# Your goal:
Repeat every record exactly as given.

# Material for the task:
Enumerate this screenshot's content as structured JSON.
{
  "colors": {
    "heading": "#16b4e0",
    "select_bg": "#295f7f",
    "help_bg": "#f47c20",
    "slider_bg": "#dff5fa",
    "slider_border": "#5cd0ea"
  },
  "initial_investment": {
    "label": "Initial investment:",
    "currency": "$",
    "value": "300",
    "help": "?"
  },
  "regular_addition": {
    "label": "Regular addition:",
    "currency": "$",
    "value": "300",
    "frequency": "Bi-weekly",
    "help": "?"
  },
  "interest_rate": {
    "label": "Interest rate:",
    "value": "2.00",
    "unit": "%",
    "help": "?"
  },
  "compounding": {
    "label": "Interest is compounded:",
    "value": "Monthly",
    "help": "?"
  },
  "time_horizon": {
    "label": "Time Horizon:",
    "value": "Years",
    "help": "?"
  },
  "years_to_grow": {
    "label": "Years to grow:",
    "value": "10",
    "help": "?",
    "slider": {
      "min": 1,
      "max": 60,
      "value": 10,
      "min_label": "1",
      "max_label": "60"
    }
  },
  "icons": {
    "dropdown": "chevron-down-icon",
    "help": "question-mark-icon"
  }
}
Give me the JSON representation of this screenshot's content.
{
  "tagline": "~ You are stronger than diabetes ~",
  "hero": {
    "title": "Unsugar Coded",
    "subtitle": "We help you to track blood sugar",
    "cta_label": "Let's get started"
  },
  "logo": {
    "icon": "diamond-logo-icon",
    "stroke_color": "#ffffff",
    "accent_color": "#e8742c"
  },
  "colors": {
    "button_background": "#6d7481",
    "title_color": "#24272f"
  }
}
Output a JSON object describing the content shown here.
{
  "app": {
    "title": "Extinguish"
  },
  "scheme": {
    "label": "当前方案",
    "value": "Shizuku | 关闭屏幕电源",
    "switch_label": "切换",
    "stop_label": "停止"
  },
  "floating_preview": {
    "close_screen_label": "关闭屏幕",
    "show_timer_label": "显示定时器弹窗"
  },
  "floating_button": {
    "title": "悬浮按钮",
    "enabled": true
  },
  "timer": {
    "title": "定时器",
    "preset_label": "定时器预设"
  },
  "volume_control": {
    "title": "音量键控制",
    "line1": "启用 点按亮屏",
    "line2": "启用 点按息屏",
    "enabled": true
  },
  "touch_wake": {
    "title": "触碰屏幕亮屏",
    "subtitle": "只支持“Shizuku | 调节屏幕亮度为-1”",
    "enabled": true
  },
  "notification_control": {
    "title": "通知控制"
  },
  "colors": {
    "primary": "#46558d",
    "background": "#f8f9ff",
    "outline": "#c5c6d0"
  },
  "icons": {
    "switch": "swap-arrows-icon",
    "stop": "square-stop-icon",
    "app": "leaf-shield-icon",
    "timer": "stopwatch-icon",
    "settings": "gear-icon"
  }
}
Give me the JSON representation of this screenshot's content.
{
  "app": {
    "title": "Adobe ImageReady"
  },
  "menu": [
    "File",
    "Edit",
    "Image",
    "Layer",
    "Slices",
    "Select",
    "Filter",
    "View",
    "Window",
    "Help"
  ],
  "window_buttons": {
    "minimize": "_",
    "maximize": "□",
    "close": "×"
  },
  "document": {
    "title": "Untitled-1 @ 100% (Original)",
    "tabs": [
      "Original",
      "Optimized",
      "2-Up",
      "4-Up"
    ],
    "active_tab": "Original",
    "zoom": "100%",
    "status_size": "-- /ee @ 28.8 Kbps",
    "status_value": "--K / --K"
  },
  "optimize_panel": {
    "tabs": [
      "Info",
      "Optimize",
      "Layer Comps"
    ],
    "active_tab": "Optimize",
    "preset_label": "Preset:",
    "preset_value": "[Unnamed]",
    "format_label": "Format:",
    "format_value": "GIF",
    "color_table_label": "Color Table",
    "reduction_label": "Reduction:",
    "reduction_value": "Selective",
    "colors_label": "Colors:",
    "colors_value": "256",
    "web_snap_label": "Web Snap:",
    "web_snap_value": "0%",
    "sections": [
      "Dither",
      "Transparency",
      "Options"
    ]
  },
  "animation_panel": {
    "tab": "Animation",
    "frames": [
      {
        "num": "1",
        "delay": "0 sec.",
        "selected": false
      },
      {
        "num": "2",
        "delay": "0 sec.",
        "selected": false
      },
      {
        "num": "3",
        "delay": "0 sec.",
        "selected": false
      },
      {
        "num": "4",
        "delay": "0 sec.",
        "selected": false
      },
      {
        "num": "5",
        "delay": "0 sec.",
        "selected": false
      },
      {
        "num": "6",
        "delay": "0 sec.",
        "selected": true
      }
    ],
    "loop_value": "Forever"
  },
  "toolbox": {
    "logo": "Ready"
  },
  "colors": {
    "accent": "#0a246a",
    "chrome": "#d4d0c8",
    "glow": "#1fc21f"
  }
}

# Answer to this exercise:
Enumerate this screenshot's content as structured JSON.
{
  "colors": {
    "heading": "#16b4e0",
    "select_bg": "#295f7f",
    "help_bg": "#f47c20",
    "slider_bg": "#dff5fa",
    "slider_border": "#5cd0ea"
  },
  "initial_investment": {
    "label": "Initial investment:",
    "currency": "$",
    "value": "300",
    "help": "?"
  },
  "regular_addition": {
    "label": "Regular addition:",
    "currency": "$",
    "value": "300",
    "frequency": "Bi-weekly",
    "help": "?"
  },
  "interest_rate": {
    "label": "Interest rate:",
    "value": "2.00",
    "unit": "%",
    "help": "?"
  },
  "compounding": {
    "label": "Interest is compounded:",
    "value": "Monthly",
    "help": "?"
  },
  "time_horizon": {
    "label": "Time Horizon:",
    "value": "Years",
    "help": "?"
  },
  "years_to_grow": {
    "label": "Years to grow:",
    "value": "10",
    "help": "?",
    "slider": {
      "min": 1,
      "max": 60,
      "value": 10,
      "min_label": "1",
      "max_label": "60"
    }
  },
  "icons": {
    "dropdown": "chevron-down-icon",
    "help": "question-mark-icon"
  }
}
Give me the JSON representation of this screenshot's content.
{
  "tagline": "~ You are stronger than diabetes ~",
  "hero": {
    "title": "Unsugar Coded",
    "subtitle": "We help you to track blood sugar",
    "cta_label": "Let's get started"
  },
  "logo": {
    "icon": "diamond-logo-icon",
    "stroke_color": "#ffffff",
    "accent_color": "#e8742c"
  },
  "colors": {
    "button_background": "#6d7481",
    "title_color": "#24272f"
  }
}
Output a JSON object describing the content shown here.
{
  "app": {
    "title": "Extinguish"
  },
  "scheme": {
    "label": "当前方案",
    "value": "Shizuku | 关闭屏幕电源",
    "switch_label": "切换",
    "stop_label": "停止"
  },
  "floating_preview": {
    "close_screen_label": "关闭屏幕",
    "show_timer_label": "显示定时器弹窗"
  },
  "floating_button": {
    "title": "悬浮按钮",
    "enabled": true
  },
  "timer": {
    "title": "定时器",
    "preset_label": "定时器预设"
  },
  "volume_control": {
    "title": "音量键控制",
    "line1": "启用 点按亮屏",
    "line2": "启用 点按息屏",
    "enabled": true
  },
  "touch_wake": {
    "title": "触碰屏幕亮屏",
    "subtitle": "只支持“Shizuku | 调节屏幕亮度为-1”",
    "enabled": true
  },
  "notification_control": {
    "title": "通知控制"
  },
  "colors": {
    "primary": "#46558d",
    "background": "#f8f9ff",
    "outline": "#c5c6d0"
  },
  "icons": {
    "switch": "swap-arrows-icon",
    "stop": "square-stop-icon",
    "app": "leaf-shield-icon",
    "timer": "stopwatch-icon",
    "settings": "gear-icon"
  }
}
Give me the JSON representation of this screenshot's content.
{
  "app": {
    "title": "Adobe ImageReady"
  },
  "menu": [
    "File",
    "Edit",
    "Image",
    "Layer",
    "Slices",
    "Select",
    "Filter",
    "View",
    "Window",
    "Help"
  ],
  "window_buttons": {
    "minimize": "_",
    "maximize": "□",
    "close": "×"
  },
  "document": {
    "title": "Untitled-1 @ 100% (Original)",
    "tabs": [
      "Original",
      "Optimized",
      "2-Up",
      "4-Up"
    ],
    "active_tab": "Original",
    "zoom": "100%",
    "status_size": "-- /ee @ 28.8 Kbps",
    "status_value": "--K / --K"
  },
  "optimize_panel": {
    "tabs": [
      "Info",
      "Optimize",
      "Layer Comps"
    ],
    "active_tab": "Optimize",
    "preset_label": "Preset:",
    "preset_value": "[Unnamed]",
    "format_label": "Format:",
    "format_value": "GIF",
    "color_table_label": "Color Table",
    "reduction_label": "Reduction:",
    "reduction_value": "Selective",
    "colors_label": "Colors:",
    "colors_value": "256",
    "web_snap_label": "Web Snap:",
    "web_snap_value": "0%",
    "sections": [
      "Dither",
      "Transparency",
      "Options"
    ]
  },
  "animation_panel": {
    "tab": "Animation",
    "frames": [
      {
        "num": "1",
        "delay": "0 sec.",
        "selected": false
      },
      {
        "num": "2",
        "delay": "0 sec.",
        "selected": false
      },
      {
        "num": "3",
        "delay": "0 sec.",
        "selected": false
      },
      {
        "num": "4",
        "delay": "0 sec.",
        "selected": false
      },
      {
        "num": "5",
        "delay": "0 sec.",
        "selected": false
      },
      {
        "num": "6",
        "delay": "0 sec.",
        "selected": true
      }
    ],
    "loop_value": "Forever"
  },
  "toolbox": {
    "logo": "Ready"
  },
  "colors": {
    "accent": "#0a246a",
    "chrome": "#d4d0c8",
    "glow": "#1fc21f"
  }
}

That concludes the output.